WHAT THE EXERCISE ASKS: Count, in the listing that follows, every line containing the word "regional". Give the number by itself.
-- PROVIDED ENTRIES follows --
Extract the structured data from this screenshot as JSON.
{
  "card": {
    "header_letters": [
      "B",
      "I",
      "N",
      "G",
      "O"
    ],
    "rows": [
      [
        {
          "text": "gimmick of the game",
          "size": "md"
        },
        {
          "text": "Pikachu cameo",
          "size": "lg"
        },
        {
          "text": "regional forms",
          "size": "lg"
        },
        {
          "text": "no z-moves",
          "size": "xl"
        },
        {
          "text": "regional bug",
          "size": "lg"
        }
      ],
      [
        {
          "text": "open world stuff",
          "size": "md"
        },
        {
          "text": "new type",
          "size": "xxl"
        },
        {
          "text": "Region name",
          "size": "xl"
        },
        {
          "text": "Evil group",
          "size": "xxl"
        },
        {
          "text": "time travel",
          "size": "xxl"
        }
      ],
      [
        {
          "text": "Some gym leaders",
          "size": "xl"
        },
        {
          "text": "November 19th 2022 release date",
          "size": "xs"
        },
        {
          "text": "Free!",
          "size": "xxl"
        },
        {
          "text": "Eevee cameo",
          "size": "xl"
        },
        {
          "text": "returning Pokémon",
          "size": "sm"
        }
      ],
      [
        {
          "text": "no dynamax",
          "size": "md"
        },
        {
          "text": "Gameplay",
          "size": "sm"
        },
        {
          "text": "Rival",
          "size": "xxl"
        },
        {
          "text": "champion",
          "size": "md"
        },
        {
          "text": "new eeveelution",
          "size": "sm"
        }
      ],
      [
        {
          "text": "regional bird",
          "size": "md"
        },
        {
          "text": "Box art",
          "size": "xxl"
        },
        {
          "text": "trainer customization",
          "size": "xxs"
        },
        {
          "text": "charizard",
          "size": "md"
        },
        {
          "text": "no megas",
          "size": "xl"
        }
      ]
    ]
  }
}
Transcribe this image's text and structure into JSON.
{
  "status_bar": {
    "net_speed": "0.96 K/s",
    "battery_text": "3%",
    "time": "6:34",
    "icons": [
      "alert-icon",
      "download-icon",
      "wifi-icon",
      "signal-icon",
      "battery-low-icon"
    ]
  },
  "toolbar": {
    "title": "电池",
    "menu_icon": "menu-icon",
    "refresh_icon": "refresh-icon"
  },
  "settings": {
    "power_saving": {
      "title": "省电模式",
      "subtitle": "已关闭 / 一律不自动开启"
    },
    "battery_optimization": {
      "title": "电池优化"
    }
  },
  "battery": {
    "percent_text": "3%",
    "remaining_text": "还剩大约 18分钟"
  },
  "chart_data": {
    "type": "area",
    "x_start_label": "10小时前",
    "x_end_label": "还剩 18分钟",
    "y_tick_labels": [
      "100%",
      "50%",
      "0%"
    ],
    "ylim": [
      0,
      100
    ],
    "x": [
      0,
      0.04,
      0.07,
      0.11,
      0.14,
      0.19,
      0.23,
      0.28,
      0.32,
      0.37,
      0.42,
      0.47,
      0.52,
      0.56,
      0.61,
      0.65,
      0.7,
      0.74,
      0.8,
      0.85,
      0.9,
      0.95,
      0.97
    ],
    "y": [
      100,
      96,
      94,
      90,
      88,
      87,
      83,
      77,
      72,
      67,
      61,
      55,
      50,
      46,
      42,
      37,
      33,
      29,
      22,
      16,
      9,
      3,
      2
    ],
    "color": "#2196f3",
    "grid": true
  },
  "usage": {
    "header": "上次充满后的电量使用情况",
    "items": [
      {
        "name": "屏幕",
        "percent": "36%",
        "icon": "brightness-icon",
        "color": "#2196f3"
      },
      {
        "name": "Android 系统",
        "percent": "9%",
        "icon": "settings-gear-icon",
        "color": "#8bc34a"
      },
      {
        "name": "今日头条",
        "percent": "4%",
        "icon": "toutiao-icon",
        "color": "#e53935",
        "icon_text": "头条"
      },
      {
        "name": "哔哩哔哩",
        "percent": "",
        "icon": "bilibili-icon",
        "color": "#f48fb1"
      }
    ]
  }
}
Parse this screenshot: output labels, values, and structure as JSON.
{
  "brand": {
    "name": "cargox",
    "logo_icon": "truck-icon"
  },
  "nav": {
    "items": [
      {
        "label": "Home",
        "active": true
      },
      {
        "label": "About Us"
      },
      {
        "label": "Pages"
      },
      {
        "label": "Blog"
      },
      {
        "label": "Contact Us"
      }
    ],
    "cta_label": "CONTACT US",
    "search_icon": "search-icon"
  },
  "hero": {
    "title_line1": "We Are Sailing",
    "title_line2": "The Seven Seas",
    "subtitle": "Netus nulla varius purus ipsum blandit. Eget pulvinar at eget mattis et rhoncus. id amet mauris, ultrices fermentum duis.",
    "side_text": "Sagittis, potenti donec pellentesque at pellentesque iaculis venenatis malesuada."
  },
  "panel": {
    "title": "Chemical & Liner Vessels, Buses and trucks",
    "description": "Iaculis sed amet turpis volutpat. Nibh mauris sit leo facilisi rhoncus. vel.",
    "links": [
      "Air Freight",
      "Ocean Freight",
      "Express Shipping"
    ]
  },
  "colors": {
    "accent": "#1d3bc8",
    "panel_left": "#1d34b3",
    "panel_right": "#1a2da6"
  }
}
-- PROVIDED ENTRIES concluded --
EXERCISE RESULT: 3